As babies get past the 6-8-week age mark, they begin to use other methods to block out stimuli, and you may notice that they appear to be awake more often and they may use other methods to self-soothe. 

Here are a few simple things you can do to create a safe, peaceful, and restful environment, away from disruptions:  

Put your baby in a dark room

The darker the better especially for naps. Blocking out visual disturbances by making the room dark can help your baby to fall asleep. Think about it, as adults, is it easier to take a nap in a dark room or a bright sunny room? Babies are no different, they need darkness too!

Set the room temperature

Studies have shown that the perfect sleeping temperature is somewhere between 20-23 degrees Celsius. In a room at this temperature, it is important to dress your baby appropriately; a pair of light pajamas and a swaddle or sleep sack will be suitable.

Try white noise

It makes a huge difference in helping to block out the distractions that keep a baby from sleeping (it helps with adults, too!). If you have older kids at home or your doorbell is constantly ringing, white noise can mask these sounds and give your baby the ability to sleep through these disruptions.

Set a schedule

Depending on your baby’s age, they can only be awake for a certain amount of time before they become overtired. Catching the “sleep wave” at the perfect time helps to ensure a longer nap and keeps your baby from getting overtired. 

Photos from Unsplash

About the Author

Ingrid Hanifen is a mother to 2 boys and lives in Bangkok. She is a nurse and has been helping tired families get more sleep since 2017 when she started Best Rest Families, LLC. For more information, please visit www.BestRestFamilies.com to see if sleep coaching is right for your family.


The views expressed in the articles in this magazine are not necessarily those of BAMBI committee members and we assume no responsibility for them or their effects.

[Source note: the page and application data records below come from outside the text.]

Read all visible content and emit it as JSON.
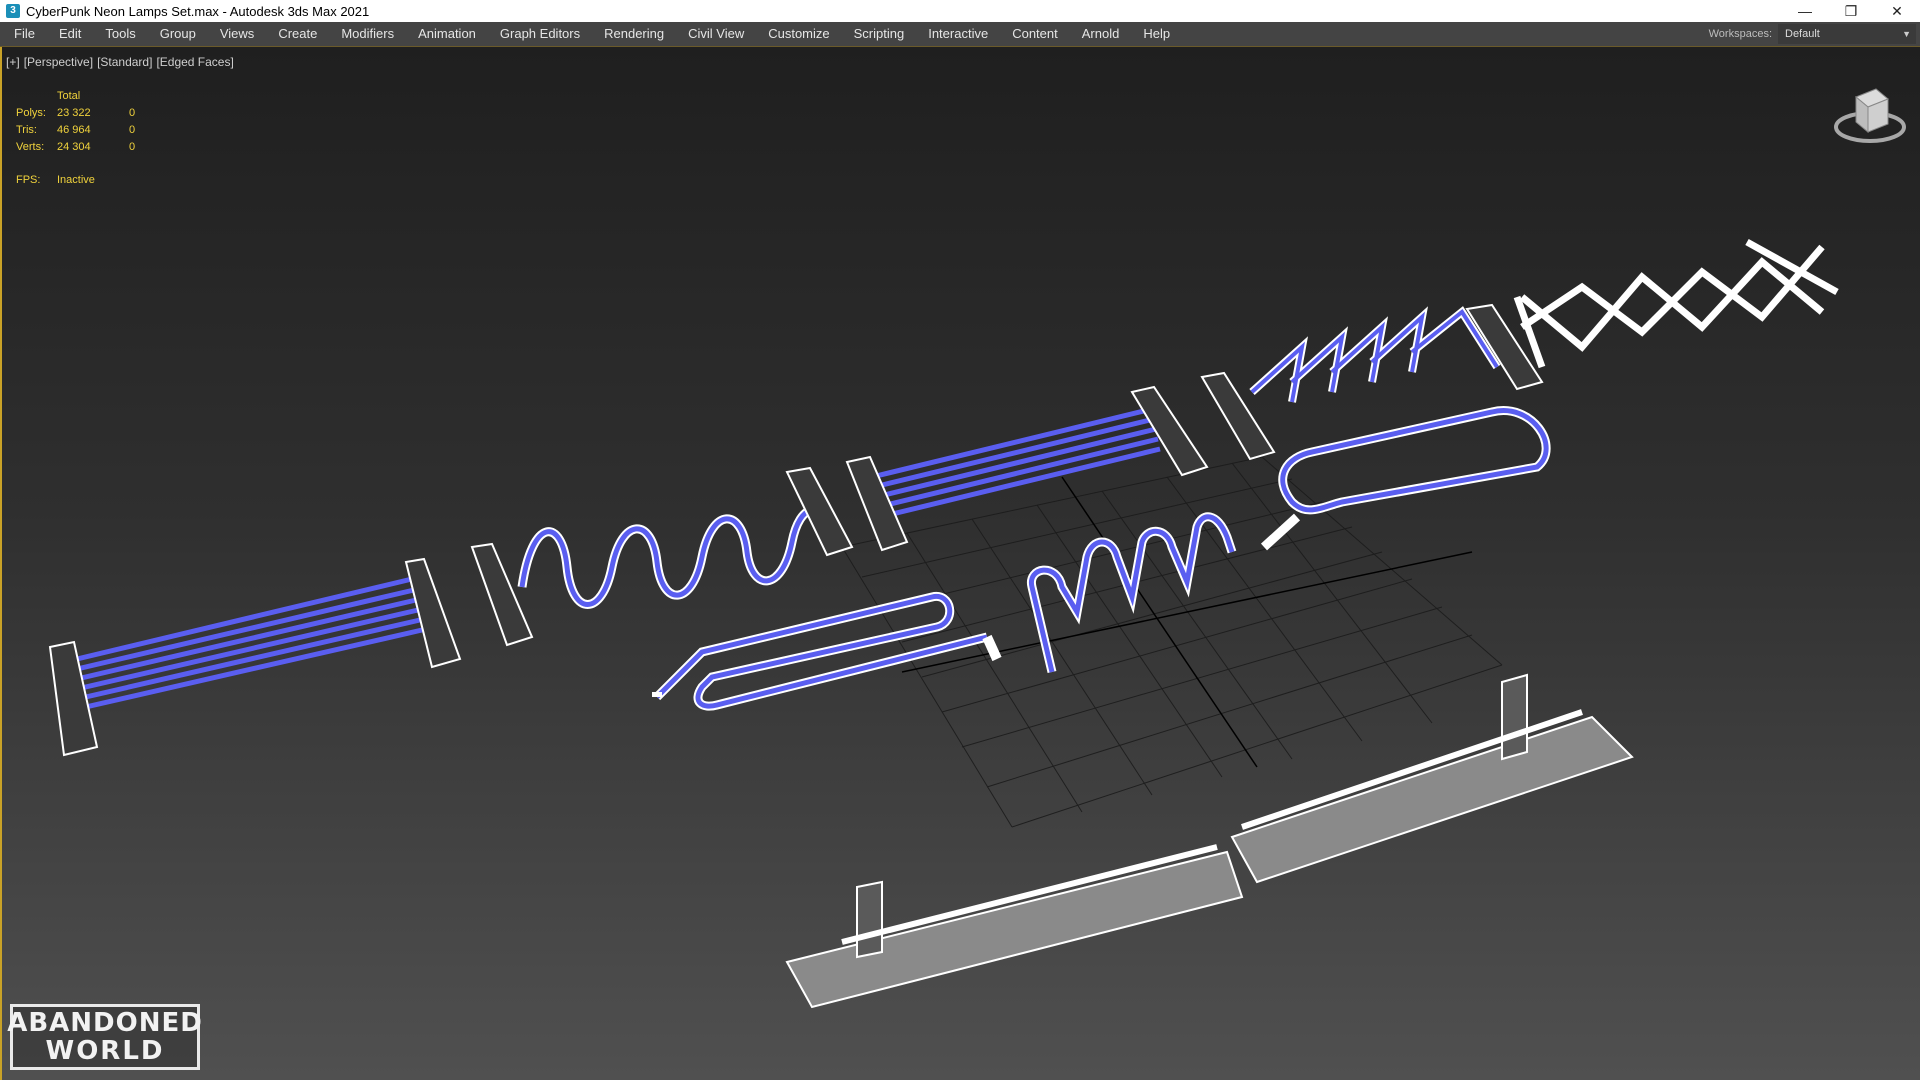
{
  "window": {
    "title": "CyberPunk Neon Lamps Set.max - Autodesk 3ds Max 2021",
    "icon": "3dsmax-app-icon",
    "controls": [
      "minimize-icon",
      "restore-icon",
      "close-icon"
    ]
  },
  "menu": {
    "items": [
      "File",
      "Edit",
      "Tools",
      "Group",
      "Views",
      "Create",
      "Modifiers",
      "Animation",
      "Graph Editors",
      "Rendering",
      "Civil View",
      "Customize",
      "Scripting",
      "Interactive",
      "Content",
      "Arnold",
      "Help"
    ],
    "workspace_label": "Workspaces:",
    "workspace_value": "Default"
  },
  "viewport": {
    "label_plus": "[+]",
    "label_view": "[Perspective]",
    "label_shading": "[Standard]",
    "label_mode": "[Edged Faces]"
  },
  "stats": {
    "header": "Total",
    "polys_label": "Polys:",
    "polys_total": "23 322",
    "polys_sel": "0",
    "tris_label": "Tris:",
    "tris_total": "46 964",
    "tris_sel": "0",
    "verts_label": "Verts:",
    "verts_total": "24 304",
    "verts_sel": "0",
    "fps_label": "FPS:",
    "fps_value": "Inactive"
  },
  "logo": {
    "line1": "ABANDONED",
    "line2": "WORLD"
  },
  "colors": {
    "neon": "#5a5ef0",
    "frame": "#ffffff",
    "stats": "#f0d23c",
    "accent": "#c9a227",
    "viewport_bg": "#2e2e2e"
  }
}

BAMBI welcomes volunteer contributors to our magazine. Please contact editor@bambiweb.org.

 

Tags: